banner image

Dr. Stacie Warren Garners NIH Funding for Neuropsychology and Neuroscience Research

Palo Alto University Faculty Stacie L. Warren, Ph.D.

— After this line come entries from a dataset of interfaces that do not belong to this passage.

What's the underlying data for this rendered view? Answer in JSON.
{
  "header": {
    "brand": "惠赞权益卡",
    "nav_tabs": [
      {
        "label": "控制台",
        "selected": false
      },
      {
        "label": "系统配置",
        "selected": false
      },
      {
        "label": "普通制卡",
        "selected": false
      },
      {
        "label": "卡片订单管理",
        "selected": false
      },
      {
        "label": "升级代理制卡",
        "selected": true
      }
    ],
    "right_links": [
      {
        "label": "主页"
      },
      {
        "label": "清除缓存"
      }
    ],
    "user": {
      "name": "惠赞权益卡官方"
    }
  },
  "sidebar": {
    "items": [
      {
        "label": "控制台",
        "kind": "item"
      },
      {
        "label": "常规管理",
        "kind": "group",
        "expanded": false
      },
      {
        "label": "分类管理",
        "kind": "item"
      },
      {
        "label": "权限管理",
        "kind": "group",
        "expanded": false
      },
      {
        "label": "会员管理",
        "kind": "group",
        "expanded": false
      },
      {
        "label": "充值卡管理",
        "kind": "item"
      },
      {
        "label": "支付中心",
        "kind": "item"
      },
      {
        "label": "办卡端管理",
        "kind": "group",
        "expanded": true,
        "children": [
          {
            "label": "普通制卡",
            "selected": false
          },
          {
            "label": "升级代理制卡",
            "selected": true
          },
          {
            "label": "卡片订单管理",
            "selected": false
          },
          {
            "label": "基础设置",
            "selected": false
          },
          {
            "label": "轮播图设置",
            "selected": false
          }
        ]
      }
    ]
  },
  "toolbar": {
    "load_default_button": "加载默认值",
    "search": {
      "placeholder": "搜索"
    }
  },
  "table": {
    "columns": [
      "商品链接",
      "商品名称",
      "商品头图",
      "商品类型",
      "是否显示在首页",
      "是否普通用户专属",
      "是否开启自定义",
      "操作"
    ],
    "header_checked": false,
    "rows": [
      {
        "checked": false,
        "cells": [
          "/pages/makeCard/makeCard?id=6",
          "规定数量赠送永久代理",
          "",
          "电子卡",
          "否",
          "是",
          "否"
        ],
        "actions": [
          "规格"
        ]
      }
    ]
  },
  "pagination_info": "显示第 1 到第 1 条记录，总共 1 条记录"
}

  Professor Stacie Warren, PhD, is co-investigator on several National Institutes of Health research projects that bring innovative grant funding to PAU and provide students with unique learning opportunities.    The three grants are titled: Dr. Warren said, “A unifying theme for these grants is that most psychiatric disorders have a neurodevelopmental origin, but we don’t have a good understanding of how brain systems become compromised in the development and course of psychopathology. That leaves a gaping hole in our prevention and intervention efforts.”    She said the three grants will help researchers develop new targets for early intervention and prevention, such as neural circuits.    For example, the first two grants will focus on cognitive control and the processes that help us make decisions and regulate emotions. Warren explained that “impairments in cognitive control are fundamental to every form of psychopathology. These grant projects are creating new methodological approaches to understanding the components of cognitive control, how to measure cognitive control more effectively, and mapping these elements to the brain.”   The second grant uses “novel cognitive, neuroscience and computational models." Traditional statistical approaches may not be sufficient for describing the mechanisms of psychopathology and Dr. Warren states that “the computational grant, and the others, really push the scientific envelope to advance our science of psychology. I am excited to be a part of these projects, and I am grateful to work with such an exceptional, first-rate team at Stanford.”   For the second and third grants, PAU students are being trained to provide pediatric neuropsychological assessments. “Historically, PAU students who wanted to specialize in pediatric neuropsychology did not have a lot of practicum options available to them,” said Dr. Warren. “So, I created a pediatric neuropsychological assessment practicum in conjunction with my work at Stanford University.”    These are compensated research opportunities for PAU students, which is rare in the field, and the hours also count toward internship applications, she explained.   Dr. Warren’s work has focused on adults 18-55 years old, but she describes herself as a ‘lifespan neuropsychologist.’  “I get to study emotion regulation, executive function, and the development of psychopathology in kids. This is a natural progression of my program of research, because, as it turns out, to understand the developmental trajectories of psychopathology, you’ve got to start with children!”   In the future, her work may incorporate older adults. “It is important to study developmental contexts,” said Dr. Warren. “As the interventions and preventative measures we develop for children, adults, and older adults might look different. As medicine is becoming more personalized, our therapy needs to become more personalized.”